The archaeological diggings in the area south of the Temple Mount after the 1967 Six Day War have revealed exciting remains of the Kingdom of Israel from the time of King David. King David bought the threshing floor of Araunah the Jebusite on Mt. Moriah (II Samuel 2421-25). According to the Word of G-d, King David dedicated the holy hill and Jerusalem as the eternal capital of Israel. Through these two events, David showed complete obedience to G-d and laid the foundation for an eternal connection between the hill of the Temple and Jerusalem. David's son, King Solomon, built the Temple on Mt. Moriah. On the southern slope of Mt. Moriah he built his palace and the public administrative buildings, between the Temple Mount and the city of David. The area of the palace and public buildings was called the Ophel. The first Scriptural mention of the Ophel occurs during the reign of Jotham in the second half of the eighth century BCE (II Chronicles 273). Construction in this area by later generations, especially by King Herod, erased or damaged remains from the First Temple period. Despite this, very important remains have been discovered from this period. One exciting discovery was the “Water Gate” which is mentioned by Nehemiah, “And the temple servants living in Ophel, repaired to the place opposite the Water Gate towards the east, and the projecting tower” (Nehemiah 326). The gate discovered was typical of the period and was made up of three parts - the tower, the internal and the external gatehouse. Archaeologists calculated the date of construction as being during the tenth century BCE and that these were part of the walls of Jerusalem built by King Solomon. Forty jars used for storage and for drawing water from the cisterns were also discovered. The Water Gate had two major functions. Firstly, it was used as an entrance for those who came up from the City of David, the Kidron and the Gihon Spring. Secondly, it was used as the gate to the palace and the upper house of the king. Also discovered was the great projecting tower, “After them the Tekoites repaired another section, opposite the great projecting tower, as far as the wall of Ophel” (Nehemiah 327). Built of large hewn stones, the tower was added to the tower of the Water Gate, perhaps by King Uzziah. Other discoveries from the First Temple period include: the Royal Building, the western wall of the Ophel close to the Temple Mount; and ancient water cisterns which had been dug into the rocks. The late Prof. Benjamin Mazar decided that these cisterns were used as a burial place in the First Temple period when this hill was outside the city. Later, in the eighth century BCE when this western hill was included in the City of David, the burial place was moved. There is still a question regarding the existence of a burial place in this site because one of the cisterns had the place for a memorial stone and looked like a tomb. In one of the cisterns many clay utensils from the eighth century BCE were found. This suggests that the cistern may have been used as a geniza for holy utensils which had been used in the Temple and had been broken or were no longer usable.
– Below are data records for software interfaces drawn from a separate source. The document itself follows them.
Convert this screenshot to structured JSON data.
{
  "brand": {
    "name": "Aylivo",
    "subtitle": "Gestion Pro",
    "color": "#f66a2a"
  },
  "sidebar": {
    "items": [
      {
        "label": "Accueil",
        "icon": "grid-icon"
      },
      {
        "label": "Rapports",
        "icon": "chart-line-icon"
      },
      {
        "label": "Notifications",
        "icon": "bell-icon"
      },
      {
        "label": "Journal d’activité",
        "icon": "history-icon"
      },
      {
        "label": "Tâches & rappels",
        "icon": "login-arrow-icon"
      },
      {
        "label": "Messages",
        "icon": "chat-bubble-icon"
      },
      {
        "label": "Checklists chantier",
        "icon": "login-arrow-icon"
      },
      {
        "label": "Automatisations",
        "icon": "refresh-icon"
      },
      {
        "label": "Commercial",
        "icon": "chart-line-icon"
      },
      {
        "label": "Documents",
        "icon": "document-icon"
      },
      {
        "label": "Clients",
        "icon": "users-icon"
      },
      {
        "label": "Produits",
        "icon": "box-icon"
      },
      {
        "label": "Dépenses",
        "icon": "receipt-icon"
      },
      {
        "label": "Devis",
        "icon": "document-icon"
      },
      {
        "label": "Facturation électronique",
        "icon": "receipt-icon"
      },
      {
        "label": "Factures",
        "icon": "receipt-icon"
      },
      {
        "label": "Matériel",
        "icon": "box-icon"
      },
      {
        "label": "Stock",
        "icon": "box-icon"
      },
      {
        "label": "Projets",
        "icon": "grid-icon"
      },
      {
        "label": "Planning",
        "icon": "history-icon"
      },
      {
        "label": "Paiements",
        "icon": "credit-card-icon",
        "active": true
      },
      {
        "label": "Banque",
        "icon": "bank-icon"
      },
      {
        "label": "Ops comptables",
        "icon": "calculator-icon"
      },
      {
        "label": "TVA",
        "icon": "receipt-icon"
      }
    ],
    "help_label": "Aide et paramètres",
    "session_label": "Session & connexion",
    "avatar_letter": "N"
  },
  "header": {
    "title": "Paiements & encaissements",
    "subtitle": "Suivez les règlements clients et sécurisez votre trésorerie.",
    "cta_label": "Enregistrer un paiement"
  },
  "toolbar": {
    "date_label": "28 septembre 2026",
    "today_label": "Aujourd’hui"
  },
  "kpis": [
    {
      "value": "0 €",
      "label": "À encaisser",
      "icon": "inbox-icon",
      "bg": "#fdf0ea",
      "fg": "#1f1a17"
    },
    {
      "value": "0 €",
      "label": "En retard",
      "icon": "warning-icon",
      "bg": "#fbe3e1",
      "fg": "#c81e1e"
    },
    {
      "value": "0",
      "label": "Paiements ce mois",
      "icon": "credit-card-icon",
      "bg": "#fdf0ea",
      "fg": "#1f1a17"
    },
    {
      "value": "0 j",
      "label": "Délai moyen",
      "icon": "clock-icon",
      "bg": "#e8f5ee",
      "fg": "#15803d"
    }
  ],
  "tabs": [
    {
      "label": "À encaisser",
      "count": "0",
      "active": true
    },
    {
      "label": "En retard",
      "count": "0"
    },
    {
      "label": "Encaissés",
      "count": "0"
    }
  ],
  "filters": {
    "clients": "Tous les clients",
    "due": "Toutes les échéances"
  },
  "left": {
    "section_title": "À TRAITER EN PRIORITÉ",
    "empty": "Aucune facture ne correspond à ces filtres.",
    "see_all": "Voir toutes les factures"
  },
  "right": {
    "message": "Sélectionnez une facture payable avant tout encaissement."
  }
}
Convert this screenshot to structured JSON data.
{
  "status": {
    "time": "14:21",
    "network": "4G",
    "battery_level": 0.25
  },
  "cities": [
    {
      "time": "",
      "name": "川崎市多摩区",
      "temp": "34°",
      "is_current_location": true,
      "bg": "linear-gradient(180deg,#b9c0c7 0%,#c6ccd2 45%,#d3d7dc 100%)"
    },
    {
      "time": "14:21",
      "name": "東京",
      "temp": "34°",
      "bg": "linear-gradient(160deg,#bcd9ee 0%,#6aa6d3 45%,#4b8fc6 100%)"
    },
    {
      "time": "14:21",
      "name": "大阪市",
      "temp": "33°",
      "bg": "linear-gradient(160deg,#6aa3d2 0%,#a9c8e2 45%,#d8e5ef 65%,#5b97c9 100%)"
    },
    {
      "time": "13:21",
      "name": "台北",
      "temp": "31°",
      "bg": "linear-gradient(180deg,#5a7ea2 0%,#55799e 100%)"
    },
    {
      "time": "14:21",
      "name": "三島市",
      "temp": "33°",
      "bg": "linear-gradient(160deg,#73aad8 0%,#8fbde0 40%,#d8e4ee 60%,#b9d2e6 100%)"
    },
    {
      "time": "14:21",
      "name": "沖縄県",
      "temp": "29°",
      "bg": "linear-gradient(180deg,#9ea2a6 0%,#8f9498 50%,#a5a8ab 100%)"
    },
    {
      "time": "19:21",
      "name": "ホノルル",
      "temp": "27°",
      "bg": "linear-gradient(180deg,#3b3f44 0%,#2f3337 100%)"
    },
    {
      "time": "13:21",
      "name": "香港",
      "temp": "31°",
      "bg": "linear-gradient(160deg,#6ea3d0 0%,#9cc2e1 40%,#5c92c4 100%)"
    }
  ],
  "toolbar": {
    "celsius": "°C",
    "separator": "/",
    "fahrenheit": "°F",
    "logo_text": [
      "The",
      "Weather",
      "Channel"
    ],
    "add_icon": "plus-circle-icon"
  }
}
Because of their holiness they were buried in this place. It was very interesting to discover that two of the cisterns were later used in the Second Temple period as a mikveh for the pilgrims who came to the Temple. When the archaeologists found the mikveh and discovered that close by there was the cistern which had been used as a tomb they stopped digging and left the rest of the site untouched. A mikveh, which is used as a place of purification, cannot be close to an unclean place such as a tomb. In any case, if a burial place actually existed on this hill in the First Temple period, during the Second Temple period it was no longer used for this purpose. Its existence had been completely forgotten. Discoveries such as these offer proof that the G-d of Israel has again remade the connection between our forefathers and modern Israel.


Last changed: April 06, 2006